I’m as baffled as anyone how to create something wonderful such as implementing a Permaculture design with a group. Is there a charismatic leader? Is there a benevolent dictator, the owner landlord. Or co owners. Is there enough passion shared. Maybe it’s just not meant to happen and something else is. What does the land and people attract there? A veggie patch is a good something. Good work. Pat yourself on the back and keep open to the possibilities. Maybe you are destined to share Permaculture somewhere. Maybe not.
Sometimes there’s health issues. Or mental health issues. They can be secret. Is there enough dialogue. Hidden issues and unspoken issues can wear on people. The “unknown unknowns”. Permaculture gardens can be a lot of work at first then hopefully gets easier right!? If one can get to that phase. Together. I was stuck in the pioneering laborious stage over and over. Then overcommitted with the wrong people who had little loyalty or shared passion for Permaculture. Now I’m more cautious. So the ‘soft” issues are very important in my mind.
Be careful but also best wishes and hope your dreams for a Permaculture site bear fruit. Maybe do a postage stamp Permaculture design there on your own initiative and others will get into it again. Inspire by doing. And open up dialogue about it whenever you can. If they don’t make time to talk about it then it maybe they are not as interested as you are. Then seek out people who are.
For any work of community, I can't recommend highly enough Creating a Life Together by Diana Leafe Christian. It is a book about why so many intentional communities fail and how to avoid those failings. Though about intentional community, much of it may apply to other group endeavors.
When I have made designs for farmers and ranchers I have found, that they are used to making their own decisions and changing previous decisions at a moments notice, just to keep up mother nature. What you did was give them lesson in permaculture. You gave them a perspective on their lands potential they couldn't get in their family group. If you keep working with them and allow them to add the concepts of permaculture to their mental toolbox of how to run a farm, then more permaculture will go out on the land, but maybe not in the way you designed it. Your design was still worth it, even though it may never be actualized because of its educational value. And, to be honest all designs are flawed. We aren't God, so we can't predict everything. The more input we get, the more stable the design is, but there are parts of my design even in my backyard I am changing because of plant growth rates and family interest (things you can only figure out by trying).
I think one of the sad realities of farming is, it is not looked upon as a "normal" business. It is too bad, because it really is.

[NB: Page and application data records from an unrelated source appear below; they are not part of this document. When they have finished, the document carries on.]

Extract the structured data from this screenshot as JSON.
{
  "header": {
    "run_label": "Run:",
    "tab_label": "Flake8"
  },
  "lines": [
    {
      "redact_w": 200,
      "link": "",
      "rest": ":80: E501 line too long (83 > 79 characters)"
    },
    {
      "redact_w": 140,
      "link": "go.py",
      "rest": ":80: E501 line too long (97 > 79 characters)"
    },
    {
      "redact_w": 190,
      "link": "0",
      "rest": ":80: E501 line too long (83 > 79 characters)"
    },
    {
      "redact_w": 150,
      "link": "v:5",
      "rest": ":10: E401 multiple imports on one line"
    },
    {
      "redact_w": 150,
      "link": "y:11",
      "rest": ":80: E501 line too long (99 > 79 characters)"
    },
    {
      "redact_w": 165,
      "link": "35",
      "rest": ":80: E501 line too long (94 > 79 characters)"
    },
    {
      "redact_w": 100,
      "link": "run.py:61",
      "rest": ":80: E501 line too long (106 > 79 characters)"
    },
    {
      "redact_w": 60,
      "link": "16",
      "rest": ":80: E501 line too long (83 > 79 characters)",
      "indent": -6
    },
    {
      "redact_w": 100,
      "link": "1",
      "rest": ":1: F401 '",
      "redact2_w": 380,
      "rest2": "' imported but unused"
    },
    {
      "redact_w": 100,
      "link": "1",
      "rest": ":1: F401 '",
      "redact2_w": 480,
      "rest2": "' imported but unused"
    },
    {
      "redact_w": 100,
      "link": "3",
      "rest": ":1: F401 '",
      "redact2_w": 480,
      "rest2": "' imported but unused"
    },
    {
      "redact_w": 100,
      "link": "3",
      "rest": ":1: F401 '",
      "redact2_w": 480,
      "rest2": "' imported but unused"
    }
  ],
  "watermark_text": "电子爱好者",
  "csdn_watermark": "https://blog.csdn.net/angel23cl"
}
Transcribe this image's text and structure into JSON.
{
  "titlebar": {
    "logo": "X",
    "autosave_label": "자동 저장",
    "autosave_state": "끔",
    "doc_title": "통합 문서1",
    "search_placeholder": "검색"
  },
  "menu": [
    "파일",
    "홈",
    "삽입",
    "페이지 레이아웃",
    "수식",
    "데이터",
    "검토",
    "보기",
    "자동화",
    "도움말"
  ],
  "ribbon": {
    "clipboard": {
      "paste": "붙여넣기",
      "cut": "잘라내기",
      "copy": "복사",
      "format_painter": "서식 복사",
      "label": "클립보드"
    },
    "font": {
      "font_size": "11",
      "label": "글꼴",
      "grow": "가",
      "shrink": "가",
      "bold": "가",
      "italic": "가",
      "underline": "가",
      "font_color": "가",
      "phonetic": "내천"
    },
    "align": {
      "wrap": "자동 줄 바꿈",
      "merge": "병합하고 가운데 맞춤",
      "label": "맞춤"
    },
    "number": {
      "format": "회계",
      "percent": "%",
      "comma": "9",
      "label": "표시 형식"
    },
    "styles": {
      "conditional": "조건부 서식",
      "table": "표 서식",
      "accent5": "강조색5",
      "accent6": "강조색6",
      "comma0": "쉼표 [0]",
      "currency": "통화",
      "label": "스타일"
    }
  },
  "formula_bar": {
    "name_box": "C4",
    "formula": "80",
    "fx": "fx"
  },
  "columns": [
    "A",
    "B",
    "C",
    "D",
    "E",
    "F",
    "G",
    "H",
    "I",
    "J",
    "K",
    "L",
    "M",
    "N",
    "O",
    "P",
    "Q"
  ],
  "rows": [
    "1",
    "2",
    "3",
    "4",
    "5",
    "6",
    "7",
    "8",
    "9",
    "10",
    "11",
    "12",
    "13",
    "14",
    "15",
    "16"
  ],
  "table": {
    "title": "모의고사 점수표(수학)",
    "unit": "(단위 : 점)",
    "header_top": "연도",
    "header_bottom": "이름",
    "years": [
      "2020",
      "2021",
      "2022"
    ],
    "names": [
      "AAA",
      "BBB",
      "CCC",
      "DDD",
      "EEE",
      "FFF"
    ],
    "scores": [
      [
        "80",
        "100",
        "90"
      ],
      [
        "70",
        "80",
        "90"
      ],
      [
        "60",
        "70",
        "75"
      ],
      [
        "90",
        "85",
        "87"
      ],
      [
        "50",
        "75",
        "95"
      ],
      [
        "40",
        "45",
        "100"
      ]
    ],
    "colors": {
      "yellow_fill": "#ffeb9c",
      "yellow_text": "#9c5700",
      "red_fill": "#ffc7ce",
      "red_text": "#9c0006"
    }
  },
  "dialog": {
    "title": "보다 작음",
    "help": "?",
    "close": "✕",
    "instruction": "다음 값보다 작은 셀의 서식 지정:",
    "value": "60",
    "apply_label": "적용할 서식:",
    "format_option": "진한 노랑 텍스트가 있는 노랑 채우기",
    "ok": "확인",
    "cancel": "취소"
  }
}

I was a manager in industry, third in line from the President of the 1000 plus employee company, and found managing a farm requires the same skills. Unfortunately, in farming, the succeeding farmer in charge of the farm lacks these skills, but was put in place because they were;
1. The eldest
2. They worked the hardest
The former is just plain silly as that is tradition and not ability based. The second is almost as silly because it is based on how hard they work, and not ability-minded.
The older I get the more I realize that phycology is EVERYTHING in almost EVERYTHING, and I wish I was more knowledgeable in that area. It is not so much "manipulation" as it figuring out how to motivate people for a common goal.
A lot of conflict on a farm has to do with the perceived sense of control. It is very possible that in showing another way of farming, that people's ego's get bruised. In a way this is normal, and must be expected. I mean suddenly you become the "expert", or the "knowledgeable one" and the one that champions the old way of doing things, feels inferior. That ultimately ends up in conflict as the former way tries to assert themselves by rallying people and family members around them, while the permicultural member of the family or group, tries to establish that there is a better way. That causes two factions to form, and then argue.